**Description of the task:**
Count every line in the following entries that holds the word "watermark". Only the number should be given.
Data for analysis START
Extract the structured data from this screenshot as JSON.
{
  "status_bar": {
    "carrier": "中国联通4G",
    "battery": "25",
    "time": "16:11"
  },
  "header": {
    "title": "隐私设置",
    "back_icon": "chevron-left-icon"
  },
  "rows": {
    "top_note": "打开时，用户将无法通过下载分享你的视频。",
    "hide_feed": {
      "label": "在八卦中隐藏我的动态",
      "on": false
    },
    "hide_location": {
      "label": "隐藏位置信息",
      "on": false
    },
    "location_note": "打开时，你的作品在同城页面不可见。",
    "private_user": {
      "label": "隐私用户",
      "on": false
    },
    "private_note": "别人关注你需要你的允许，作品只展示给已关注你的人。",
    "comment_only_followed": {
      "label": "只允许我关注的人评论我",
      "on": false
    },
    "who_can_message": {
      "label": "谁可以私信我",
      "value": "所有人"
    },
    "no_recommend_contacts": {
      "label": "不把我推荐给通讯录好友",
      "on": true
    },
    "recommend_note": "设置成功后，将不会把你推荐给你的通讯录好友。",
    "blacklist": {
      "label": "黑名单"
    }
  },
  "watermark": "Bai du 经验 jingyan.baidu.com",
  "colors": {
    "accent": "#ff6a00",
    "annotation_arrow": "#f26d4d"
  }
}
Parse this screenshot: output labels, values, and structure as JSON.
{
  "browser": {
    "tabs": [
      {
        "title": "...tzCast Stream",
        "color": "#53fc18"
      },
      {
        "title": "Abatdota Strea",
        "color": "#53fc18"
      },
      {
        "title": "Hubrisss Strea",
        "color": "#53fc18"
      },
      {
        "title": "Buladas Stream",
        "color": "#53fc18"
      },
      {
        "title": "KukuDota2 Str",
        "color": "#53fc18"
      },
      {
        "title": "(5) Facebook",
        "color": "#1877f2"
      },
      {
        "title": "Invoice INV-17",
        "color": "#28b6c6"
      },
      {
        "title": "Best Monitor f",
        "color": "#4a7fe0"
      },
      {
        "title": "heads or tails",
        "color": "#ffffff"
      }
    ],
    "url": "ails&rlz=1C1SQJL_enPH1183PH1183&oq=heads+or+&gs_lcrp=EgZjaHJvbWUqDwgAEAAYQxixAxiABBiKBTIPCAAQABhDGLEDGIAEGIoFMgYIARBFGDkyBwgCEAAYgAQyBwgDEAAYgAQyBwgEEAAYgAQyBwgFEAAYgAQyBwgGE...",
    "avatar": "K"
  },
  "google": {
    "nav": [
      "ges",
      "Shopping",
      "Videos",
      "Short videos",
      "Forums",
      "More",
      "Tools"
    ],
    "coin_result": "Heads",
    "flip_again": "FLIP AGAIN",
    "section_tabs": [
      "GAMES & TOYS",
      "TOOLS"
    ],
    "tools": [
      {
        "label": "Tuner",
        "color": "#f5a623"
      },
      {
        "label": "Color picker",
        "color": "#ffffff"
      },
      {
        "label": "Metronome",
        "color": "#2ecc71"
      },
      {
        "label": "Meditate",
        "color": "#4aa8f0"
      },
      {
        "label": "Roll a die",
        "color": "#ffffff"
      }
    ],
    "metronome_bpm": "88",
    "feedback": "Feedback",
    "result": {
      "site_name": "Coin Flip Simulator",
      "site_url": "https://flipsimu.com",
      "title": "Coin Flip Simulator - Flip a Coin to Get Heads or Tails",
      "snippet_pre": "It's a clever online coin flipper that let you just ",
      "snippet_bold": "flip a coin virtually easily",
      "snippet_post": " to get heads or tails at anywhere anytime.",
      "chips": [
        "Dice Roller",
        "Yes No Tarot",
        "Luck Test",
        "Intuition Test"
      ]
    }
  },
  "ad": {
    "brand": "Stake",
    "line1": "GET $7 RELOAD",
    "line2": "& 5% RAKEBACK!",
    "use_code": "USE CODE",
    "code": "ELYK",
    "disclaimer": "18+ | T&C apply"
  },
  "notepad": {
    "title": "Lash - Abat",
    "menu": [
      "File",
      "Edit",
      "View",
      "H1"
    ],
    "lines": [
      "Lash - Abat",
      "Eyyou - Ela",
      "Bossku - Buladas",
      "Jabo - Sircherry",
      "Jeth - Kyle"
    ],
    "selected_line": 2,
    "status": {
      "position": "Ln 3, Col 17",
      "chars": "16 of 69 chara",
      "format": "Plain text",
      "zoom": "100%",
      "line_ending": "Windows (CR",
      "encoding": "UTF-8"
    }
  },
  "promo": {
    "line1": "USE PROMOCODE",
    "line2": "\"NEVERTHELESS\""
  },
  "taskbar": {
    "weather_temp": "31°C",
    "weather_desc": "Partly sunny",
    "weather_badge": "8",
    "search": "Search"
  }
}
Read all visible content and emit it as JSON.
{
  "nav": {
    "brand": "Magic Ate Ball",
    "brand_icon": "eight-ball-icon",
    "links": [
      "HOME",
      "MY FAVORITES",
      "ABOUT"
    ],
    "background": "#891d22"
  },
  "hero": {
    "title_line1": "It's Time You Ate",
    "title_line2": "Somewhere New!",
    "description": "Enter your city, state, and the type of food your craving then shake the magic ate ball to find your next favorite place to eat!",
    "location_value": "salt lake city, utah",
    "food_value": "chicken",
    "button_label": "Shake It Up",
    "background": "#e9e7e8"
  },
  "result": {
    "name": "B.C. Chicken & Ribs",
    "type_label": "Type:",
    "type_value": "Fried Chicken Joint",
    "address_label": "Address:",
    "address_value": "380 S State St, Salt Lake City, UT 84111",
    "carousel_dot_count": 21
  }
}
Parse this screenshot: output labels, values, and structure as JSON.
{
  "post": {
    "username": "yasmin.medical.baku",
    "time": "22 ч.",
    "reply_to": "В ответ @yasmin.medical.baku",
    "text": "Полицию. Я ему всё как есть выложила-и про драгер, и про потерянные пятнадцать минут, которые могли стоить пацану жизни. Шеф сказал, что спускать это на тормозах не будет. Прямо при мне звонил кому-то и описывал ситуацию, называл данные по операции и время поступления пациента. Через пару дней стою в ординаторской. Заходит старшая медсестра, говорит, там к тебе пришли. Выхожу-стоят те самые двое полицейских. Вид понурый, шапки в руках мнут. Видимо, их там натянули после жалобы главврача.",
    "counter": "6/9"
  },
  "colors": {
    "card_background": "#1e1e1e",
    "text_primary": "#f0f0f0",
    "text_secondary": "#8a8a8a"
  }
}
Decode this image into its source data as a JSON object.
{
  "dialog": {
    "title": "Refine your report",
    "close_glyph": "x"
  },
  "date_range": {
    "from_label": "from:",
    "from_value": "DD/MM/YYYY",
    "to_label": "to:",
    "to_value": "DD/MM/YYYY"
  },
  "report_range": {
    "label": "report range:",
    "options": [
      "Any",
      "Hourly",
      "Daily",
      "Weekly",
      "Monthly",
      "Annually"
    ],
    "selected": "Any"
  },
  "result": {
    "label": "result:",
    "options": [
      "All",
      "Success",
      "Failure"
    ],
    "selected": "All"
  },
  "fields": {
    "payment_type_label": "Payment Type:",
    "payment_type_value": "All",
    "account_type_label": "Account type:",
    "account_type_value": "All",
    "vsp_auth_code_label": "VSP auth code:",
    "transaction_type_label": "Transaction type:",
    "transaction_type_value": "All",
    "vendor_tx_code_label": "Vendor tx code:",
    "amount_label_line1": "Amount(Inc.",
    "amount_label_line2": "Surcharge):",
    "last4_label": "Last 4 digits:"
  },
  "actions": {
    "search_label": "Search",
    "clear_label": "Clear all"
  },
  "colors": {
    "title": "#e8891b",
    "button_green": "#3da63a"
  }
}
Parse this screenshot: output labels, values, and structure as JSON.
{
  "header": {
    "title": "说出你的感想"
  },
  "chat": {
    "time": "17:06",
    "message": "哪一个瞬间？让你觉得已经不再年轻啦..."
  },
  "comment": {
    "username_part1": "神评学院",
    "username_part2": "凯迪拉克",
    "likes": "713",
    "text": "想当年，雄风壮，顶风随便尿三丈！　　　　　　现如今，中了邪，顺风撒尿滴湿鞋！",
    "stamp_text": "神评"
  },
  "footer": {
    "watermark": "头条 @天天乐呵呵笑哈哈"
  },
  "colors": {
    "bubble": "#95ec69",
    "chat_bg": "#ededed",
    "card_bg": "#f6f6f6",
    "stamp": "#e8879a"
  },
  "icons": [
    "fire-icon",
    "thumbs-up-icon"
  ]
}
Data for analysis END
**Result:**
2